Is it possible to die with zero?

January 15, 2024

In mid-2021, the book "Die With Zero" came out and with its release, the Financial Independence community would be forever changed.

You see, before its release, many of us were aggressively saving our money, living far below our means, and boasting our impressive savings rate (which turns out only people in the Financial Independence find impressive).

Bill Perkins came on the scene and told us we were all insane (in so many words).

In his words:

This book is about making the most of your adventure before it ends. Since the reward of processing energy is the experiences that you get to choose, it stands to reason that the way to make the most of your life is to maximize the number of these life experiences—particularly positive ones.

This book was a wake-up call.

Because while our money is sitting in our respective accounts compounding, our health & our energy are doing the opposite.

The idea behind maximizing life experience and getting the most out of life we can is aptly summarized in the title of the book: Die With Zero.

In my time as an advisor, I have had many readers of this book, ask me how to accomplish this:

Is there a simulation I can run where I run out of money by my date of death?

What should my withdrawal rate be if I want to spend or give all of my money away while I'm alive?

My response is usually something along the lines of "I'd be happy to run this scenario for you! Just provide me with the date of your death."

Without very important variables like rate of return, inflation, and of course the day of your demise this scenario is not one we can perfectly accomplish.

That's not to say we shouldn't try.

This book has brought up a great counterpoint to relying on the "4% rule".

The 4% guideline in practice:

You spend 4% of your portfolio in your initial year of retirement.

You then adjust for inflation each year going forward.

Example) On a $1mm portfolio with a 3% inflation adjustment:

Year 1: $40,000
Year 2: $41,200
Year 3: $42,436

With the 4% Rule you are unlikely to run out of money based on a 30-year time horizon.

So what's the problem?

Only 10% of scenarios end with < 100% of your starting principal.

Over 2/3rds of the time you finish with over DOUBLE your initial balance.

Clearly, the 4% rule could land us somewhere very far from "dying with zero".

The solution is a dynamic withdrawal strategy and today I am going to walk you through two of these strategies.

To put it simply: these strategies allow you to spend more when the market does well rather than being stuck in a perpetual 4% withdrawal.

Important note: these are more advanced planning strategies. If these interest you, I encourage you to do more research on them and as always, consult with a professional before implementing.

The Ratcheting Rule

Created by Michael Kitces, this strategy adjusts in one direction (like a ratchet): increase spending if your portfolio grows.
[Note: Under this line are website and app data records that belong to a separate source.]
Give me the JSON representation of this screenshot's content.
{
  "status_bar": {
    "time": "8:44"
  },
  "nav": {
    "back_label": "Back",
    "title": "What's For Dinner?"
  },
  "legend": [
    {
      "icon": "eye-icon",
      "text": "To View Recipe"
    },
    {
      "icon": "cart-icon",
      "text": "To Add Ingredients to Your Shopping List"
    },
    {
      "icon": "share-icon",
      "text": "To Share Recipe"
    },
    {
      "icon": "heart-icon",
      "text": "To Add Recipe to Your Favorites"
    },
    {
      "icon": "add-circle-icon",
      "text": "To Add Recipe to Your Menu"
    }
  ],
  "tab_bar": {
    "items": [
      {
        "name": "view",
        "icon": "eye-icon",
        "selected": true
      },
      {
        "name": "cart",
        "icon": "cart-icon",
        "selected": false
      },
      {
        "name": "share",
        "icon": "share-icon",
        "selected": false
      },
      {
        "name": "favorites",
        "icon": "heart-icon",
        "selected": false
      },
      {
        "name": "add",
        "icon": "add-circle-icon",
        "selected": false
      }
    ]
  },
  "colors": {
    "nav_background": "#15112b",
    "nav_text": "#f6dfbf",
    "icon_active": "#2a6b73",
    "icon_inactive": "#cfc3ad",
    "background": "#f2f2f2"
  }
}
First, start with a floor.

A floor might be a 4% withdrawal rate if you have a 30 year time horizon or 3.50% withdrawal rate if your time horizon is greater than 30 years, which often is the case for early retirees.

This floor never decreases but it has the option to increase.

In addition to starting with a floor, you will also start with a "rule" that allows you to increase your spending when certain conditions are met.

Let's walk through an example.

You have a $1 million portfolio and retire at 65, so you assume a 30-year time horizon. You start with a floor of 4% and you create this rule:

When your portfolio grows by 50%, spending can increase by 10%. Spending increases are limited to once every three years.

This is the rule Michael Kitces mentions in his study.

So, if/when your portfolio grows to $1.5 million (a 50% increase), you can increase your spending by 10%.

This is how this rule would have worked out using various start dates for retirement:

The 1966 retiree would have never received a spending increase. The 1973 retiree starts retirement with a bad market but eventually starts spending increases in the second half of retirement while the 1982 retiree benefits from a great market and receives a spending increase every three years in retirement.

Read more about Kitces work on the ratchet rule here:


This strategy was created by Jonathan Guyton and William Klinger.

With this rule, you create guardrails for your withdrawal rate and you only adjust if your withdrawal rate deviates outside of your guardrails.

For example, you have a $1 million portfolio and you start with a withdrawal rate of 4% and you have guardrails at 3% and 5%.

As long as your withdrawal rates stay between 3 and 5%, you are good.

But if the market does well and your portfolio grows, which causes your withdrawal rate to drop below 3%, you get a 10% spending raise.

On the other hand, if your portfolio drops in a bad market and your withdrawal rate jumps to over 5%, you get a 10% spending cut.

The downside of this approach is obvious: spending may be cut, which for some people is a difficult practice to implement.

This is a simplified explanation of this approach. Read more about it here: